Saturday, June 24, 2017
Search
  
Submit your own News for
inclusion in our Site.
Click here...
Breaking News
Google Promises to Stop Reading Your Emails in Gmail
BlackBerry's Software and Services Sales Fell in Q1
Handsets Expected to be Largest Market for ICs
G.SKILL Announces New DDR4 for the Intel X299 HEDT Platform
Toshiba Open to Further Talks With Western Digital About Chip Unit Sale
Foxconn Confirms US Investment Plan
Tesla Could Enter the Music-Streaming Business
Youtube Unveils New VR180 Format
Active Discussions
Which of these DVD media are the best, most durable?
How to back up a PS2 DL game
Copy a protected DVD?
roxio issues with xp pro
Help make DVDInfoPro better with dvdinfomantis!!!
menu making
Optiarc AD-7260S review
cdrw trouble
 Home > News > General Computing > New Eur...
Last 7 Days News : SU MO TU WE TH FR SA All News

Tuesday, July 08, 2008
New European Anti-piracy Law Could Throw File-sharers Off the Web


European politicians have voted in favour of amendments to telecoms law which campaigners say could be used to curb privacy online and file-sharing.

The European Parliament voted in favour of the so-called "Telecom Packet". Although the law itself is meant to regulate the European telecommunications market, the amendments to the law target online piracy.

If a web user is caught downloading or uploading copyrighted material on bit torrent trackers or any other file-sharing networks, ISP will be forced to ban him from accessing the Internet.

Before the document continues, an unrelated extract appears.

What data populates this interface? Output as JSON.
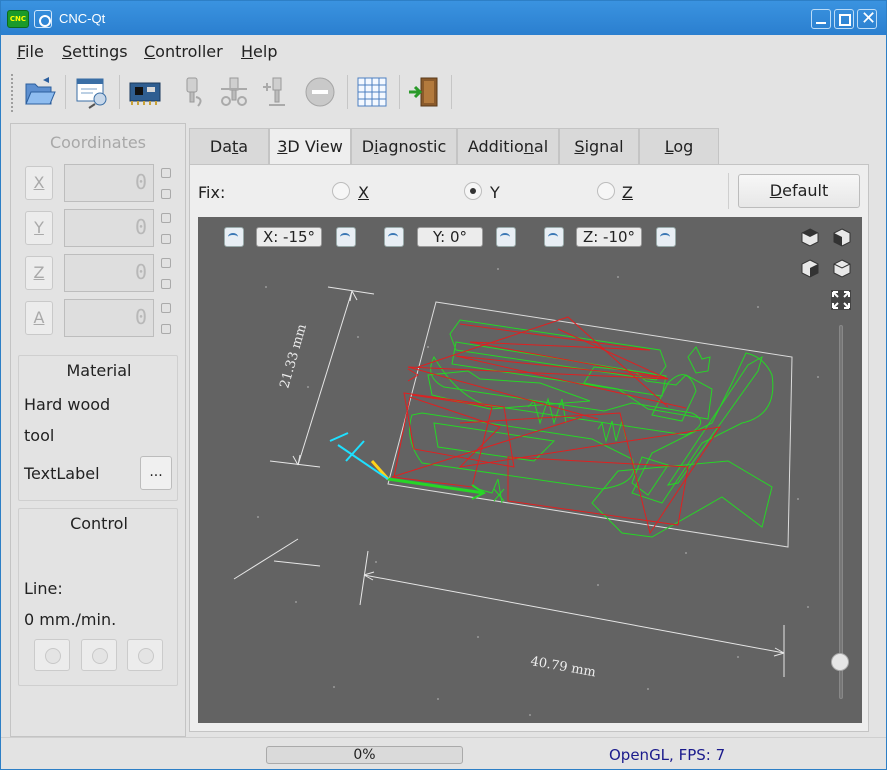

This would happen after three warnings send to users notifying them that they are suspected of putting copyrighted works on file-sharing networks.

The amendments also target software programs and stipulate that the government is empowered to decide which programs are lawful and which are against the law.

Privacy rights organizations do not agree and argue that the law disregards privacy rights.

The FFII (Free Internet Infrastructure) said the the parliament proposes a "Soviet internet".

Benjamin Henrion, FFII representative in Brussels, rings the alarm bell: "Tomorrow, popular software applications like Skype or even Firefox might be declared illegal in Europe if they are not certified by an administrative authority. This is compromising the whole open development of the internet as we know it today. Once the Soviet Union required the registration of all typewriters and printing devices with the authorities."

Privacy expert Ricardo Cristof Remmert-Fontes comments: "In Germany Deutsche Telekom is under fierce criticism for alleged spying on citizens and journalists. In Europe the amendments want to make spying a natural obligation for communications providers. The planned infrastructure of live-analysis and filtering can be used for mass-surveillance and censorship."

MEP Malcolm Harbour, rapporteur for users rights and the e-privacy directive who has helped oversee the Telecoms Package, challenged the rights groups view of the amendments.

"The intention of the directive is nothing like direction they are claiming," he said in a statement to BBC. "There has been a great deal of dismay in the committee at the interpretation being put on these amendments. They have nothing to do with copyright enforcement. The interpretation of them is alarmist and scare-mongering and deflects from the intention which was to improve consumers' rights," he told BBC News.

The vote on whether to approve the Telecom Packet, which is a raft of laws aimed at harmonising European telecoms regulation, takes place in September.


Previous
Next
Gigabyte M912V Netbook with 8.9" touch swivel panel        All News        PS3 System Software Update v2.41
WinXP Service Pack 3 Release to Automatic Updates "Shortly"     General Computing News      DreamWorks Chooses Intel Chips Over AMD

Get RSS feed Easy Print E-Mail this Message

Related News
Samsung Begins Mass Production of Exynos i T200 IoT Chip
European Union's Top Court Rules That PirateBay's Operations Risks Breaking The Law
New Samsung ARTIK Platform Accelerates IoT
Microsoft Patent Describes Windows Ability To Detect and Block Pirated Content
Samsung Develops Mobile Chip for IoT Applications, Eyes MRAM Embedded Memory
Micron and Microsoft To Collaborate On Internet of Things Security
Google, Bing Agree to Help U.K. Fight Pirate Sites
U.S. Trade Representative Calls Out Stream Ripping In Latest 'Notorious markets' Report
ARM Accelerates Secure IoT from Chip to Cloud
Intel introduces Atom E3900 processors For IoT
World's Largest Music Strem Ripping Site Faces Legal Action
U.S. Justice Department Shuts Shut Down Kickass Torrents

Most Popular News
 
Home | News | All News | Reviews | Articles | Guides | Download | Expert Area | Forum | Site Info
Site best viewed at 1024x768+ - CDRINFO.COM 1998-2017 - All rights reserved -
Privacy policy - Contact Us .